___ RECORDS SUPPLIED

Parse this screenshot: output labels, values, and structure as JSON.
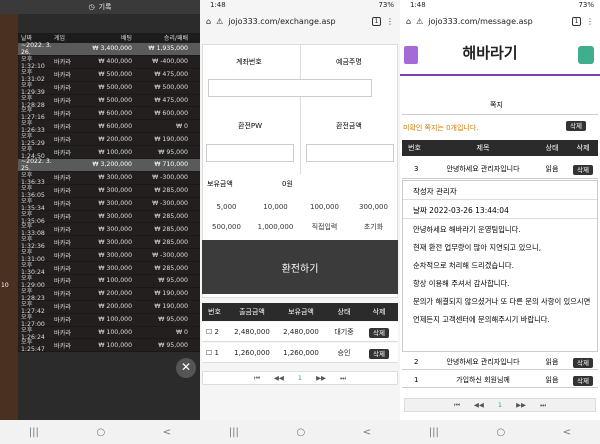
{
  "panel1": {
    "title": "기록",
    "headers": [
      "날짜",
      "게임",
      "",
      "배팅",
      "승리/패배"
    ],
    "rows": [
      {
        "date": true,
        "c1": "~2022. 3. 26.",
        "c2": "",
        "c3": "₩ 3,400,000",
        "c4": "₩ 1,935,000"
      },
      {
        "c1": "오후 1:32:10",
        "c2": "바카라",
        "c3": "₩ 400,000",
        "c4": "₩ -400,000"
      },
      {
        "c1": "오후 1:31:02",
        "c2": "바카라",
        "c3": "₩ 500,000",
        "c4": "₩ 475,000"
      },
      {
        "c1": "오후 1:29:39",
        "c2": "바카라",
        "c3": "₩ 500,000",
        "c4": "₩ 500,000"
      },
      {
        "c1": "오후 1:28:28",
        "c2": "바카라",
        "c3": "₩ 500,000",
        "c4": "₩ 475,000"
      },
      {
        "c1": "오후 1:27:16",
        "c2": "바카라",
        "c3": "₩ 600,000",
        "c4": "₩ 600,000"
      },
      {
        "c1": "오후 1:26:33",
        "c2": "바카라",
        "c3": "₩ 600,000",
        "c4": "₩ 0"
      },
      {
        "c1": "오후 1:25:29",
        "c2": "바카라",
        "c3": "₩ 200,000",
        "c4": "₩ 190,000"
      },
      {
        "c1": "오후 1:24:50",
        "c2": "바카라",
        "c3": "₩ 100,000",
        "c4": "₩ 95,000"
      },
      {
        "date": true,
        "c1": "~2022. 3. 25.",
        "c2": "",
        "c3": "₩ 3,200,000",
        "c4": "₩ 710,000"
      },
      {
        "c1": "오후 1:36:33",
        "c2": "바카라",
        "c3": "₩ 300,000",
        "c4": "₩ -300,000"
      },
      {
        "c1": "오후 1:36:05",
        "c2": "바카라",
        "c3": "₩ 300,000",
        "c4": "₩ 285,000"
      },
      {
        "c1": "오후 1:35:34",
        "c2": "바카라",
        "c3": "₩ 300,000",
        "c4": "₩ -300,000"
      },
      {
        "c1": "오후 1:35:06",
        "c2": "바카라",
        "c3": "₩ 300,000",
        "c4": "₩ 285,000"
      },
      {
        "c1": "오후 1:33:08",
        "c2": "바카라",
        "c3": "₩ 300,000",
        "c4": "₩ 285,000"
      },
      {
        "c1": "오후 1:32:36",
        "c2": "바카라",
        "c3": "₩ 300,000",
        "c4": "₩ 285,000"
      },
      {
        "c1": "오후 1:31:00",
        "c2": "바카라",
        "c3": "₩ 300,000",
        "c4": "₩ -300,000"
      },
      {
        "c1": "오후 1:30:24",
        "c2": "바카라",
        "c3": "₩ 300,000",
        "c4": "₩ 285,000"
      },
      {
        "c1": "오후 1:29:00",
        "c2": "바카라",
        "c3": "₩ 100,000",
        "c4": "₩ 95,000"
      },
      {
        "c1": "오후 1:28:23",
        "c2": "바카라",
        "c3": "₩ 200,000",
        "c4": "₩ 190,000"
      },
      {
        "c1": "오후 1:27:42",
        "c2": "바카라",
        "c3": "₩ 200,000",
        "c4": "₩ 190,000"
      },
      {
        "c1": "오후 1:27:00",
        "c2": "바카라",
        "c3": "₩ 100,000",
        "c4": "₩ 95,000"
      },
      {
        "c1": "오후 1:26:24",
        "c2": "바카라",
        "c3": "₩ 100,000",
        "c4": "₩ 0"
      },
      {
        "c1": "오후 1:25:47",
        "c2": "바카라",
        "c3": "₩ 100,000",
        "c4": "₩ 95,000"
      }
    ],
    "close": "✕",
    "left_digits": "10"
  },
  "panel2": {
    "status_time": "1:48",
    "battery": "73%",
    "url": "jojo333.com/exchange.asp",
    "tabs": "1",
    "labels": {
      "account": "계좌번호",
      "holder": "예금주명",
      "pw": "환전PW",
      "amount": "환전금액",
      "balance_label": "보유금액",
      "balance_value": "0원"
    },
    "amounts_row1": [
      "5,000",
      "10,000",
      "100,000",
      "300,000"
    ],
    "amounts_row2": [
      "500,000",
      "1,000,000",
      "직접입력",
      "초기화"
    ],
    "submit": "환전하기",
    "table_headers": [
      "번호",
      "출금금액",
      "보유금액",
      "상태",
      "삭제"
    ],
    "rows": [
      {
        "no": "2",
        "out": "2,480,000",
        "hold": "2,480,000",
        "state": "대기중",
        "del": "삭제"
      },
      {
        "no": "1",
        "out": "1,260,000",
        "hold": "1,260,000",
        "state": "승인",
        "del": "삭제"
      }
    ],
    "pager": [
      "⏮",
      "◀◀",
      "1",
      "▶▶",
      "⏭"
    ]
  },
  "panel3": {
    "status_time": "1:48",
    "battery": "73%",
    "url": "jojo333.com/message.asp",
    "tabs": "1",
    "logo": "해바라기",
    "page_title": "쪽지",
    "unread": "미확인 쪽지는 0개입니다.",
    "delete_label": "삭제",
    "table_headers": [
      "번호",
      "제목",
      "상태",
      "삭제"
    ],
    "row3": {
      "no": "3",
      "title": "안녕하세요 관리자입니다",
      "state": "읽음",
      "del": "삭제"
    },
    "author": "작성자 관리자",
    "date": "날짜   2022-03-26 13:44:04",
    "body": [
      "안녕하세요 해바라기 운영팀입니다.",
      "현재 환전 업무량이 많아 지연되고 있으니,",
      "순차적으로 처리해 드리겠습니다.",
      "항상 이용해 주셔서 감사합니다.",
      "문의가 해결되지 않으셨거나 또 다른 문의 사항이 있으시면",
      "언제든지 고객센터에 문의해주시기 바랍니다."
    ],
    "row2": {
      "no": "2",
      "title": "안녕하세요 관리자입니다",
      "state": "읽음",
      "del": "삭제"
    },
    "row1": {
      "no": "1",
      "title": "가입하신 회원님께",
      "state": "읽음",
      "del": "삭제"
    },
    "pager": [
      "⏮",
      "◀◀",
      "1",
      "▶▶",
      "⏭"
    ]
  },
  "nav": {
    "recent": "|||",
    "home": "○",
    "back": "<"
  }
}
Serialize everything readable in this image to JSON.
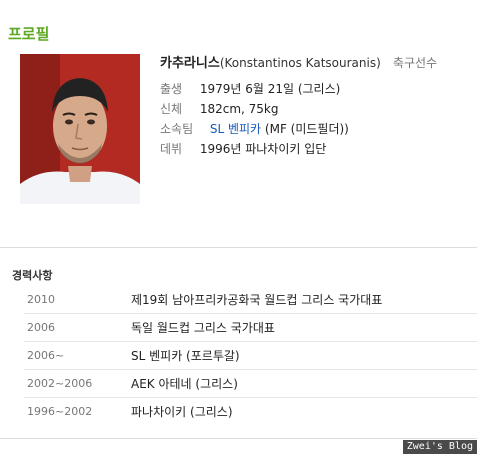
{
  "profile": {
    "title": "프로필",
    "name_ko": "카추라니스",
    "name_en": "(Konstantinos Katsouranis)",
    "occupation": "축구선수",
    "rows": [
      {
        "label": "출생",
        "value": "1979년 6월 21일 (그리스)"
      },
      {
        "label": "신체",
        "value": "182cm, 75kg"
      },
      {
        "label": "소속팀",
        "link": "SL 벤피카",
        "value": "(MF (미드필더))"
      },
      {
        "label": "데뷔",
        "value": "1996년 파나차이키 입단"
      }
    ]
  },
  "career": {
    "title": "경력사항",
    "items": [
      {
        "year": "2010",
        "desc": "제19회 남아프리카공화국 월드컵 그리스 국가대표"
      },
      {
        "year": "2006",
        "desc": "독일 월드컵 그리스 국가대표"
      },
      {
        "year": "2006~",
        "desc": "SL 벤피카 (포르투갈)"
      },
      {
        "year": "2002~2006",
        "desc": "AEK 아테네 (그리스)"
      },
      {
        "year": "1996~2002",
        "desc": "파나차이키 (그리스)"
      }
    ]
  },
  "watermark": "Zwei's Blog",
  "colors": {
    "section_title": "#5ea823",
    "link": "#1a5bb8"
  }
}
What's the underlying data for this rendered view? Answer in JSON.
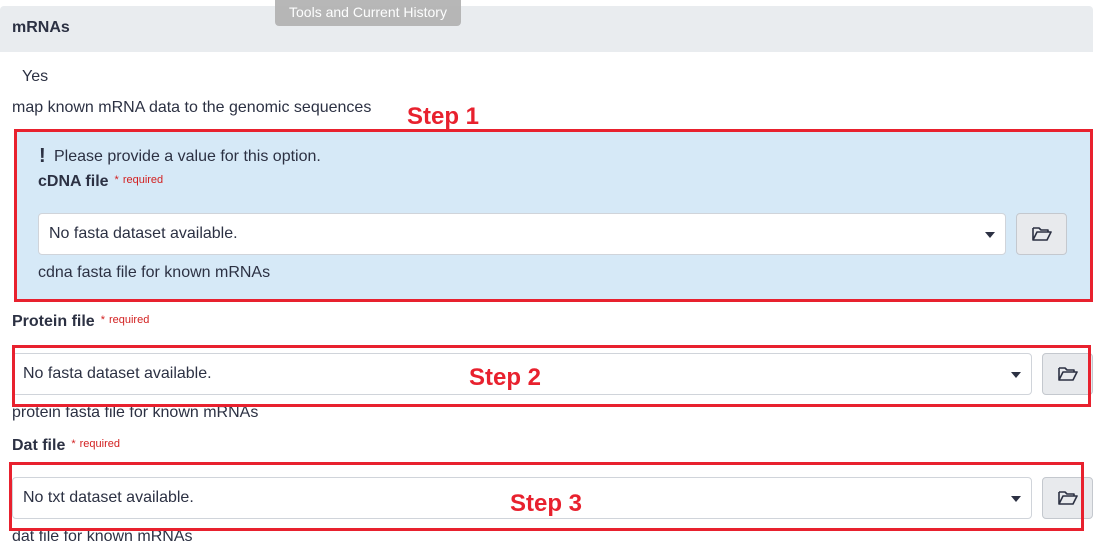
{
  "tooltip": "Tools and Current History",
  "section": {
    "title": "mRNAs"
  },
  "option": {
    "value": "Yes",
    "description": "map known mRNA data to the genomic sequences"
  },
  "alert": {
    "message": "Please provide a value for this option."
  },
  "cdna": {
    "label": "cDNA file",
    "required_mark": "*",
    "required_text": "required",
    "select_value": "No fasta dataset available.",
    "help": "cdna fasta file for known mRNAs"
  },
  "protein": {
    "label": "Protein file",
    "required_mark": "*",
    "required_text": "required",
    "select_value": "No fasta dataset available.",
    "help": "protein fasta file for known mRNAs"
  },
  "dat": {
    "label": "Dat file",
    "required_mark": "*",
    "required_text": "required",
    "select_value": "No txt dataset available.",
    "help": "dat file for known mRNAs"
  },
  "annotations": {
    "step1": "Step 1",
    "step2": "Step 2",
    "step3": "Step 3"
  },
  "colors": {
    "annotation": "#e8212e",
    "alert_bg": "#d6e9f7",
    "required": "#d21f1f",
    "header_bg": "#e9ecef"
  },
  "icons": {
    "browse": "folder-open-icon",
    "dropdown": "caret-down-icon",
    "alert": "exclamation-icon"
  }
}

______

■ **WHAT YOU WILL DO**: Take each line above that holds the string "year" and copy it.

■ **SOLUTION**:
        "year": "2010",
        "year": "2006",
        "year": "2006~",
        "year": "2002~2006",
        "year": "1996~2002",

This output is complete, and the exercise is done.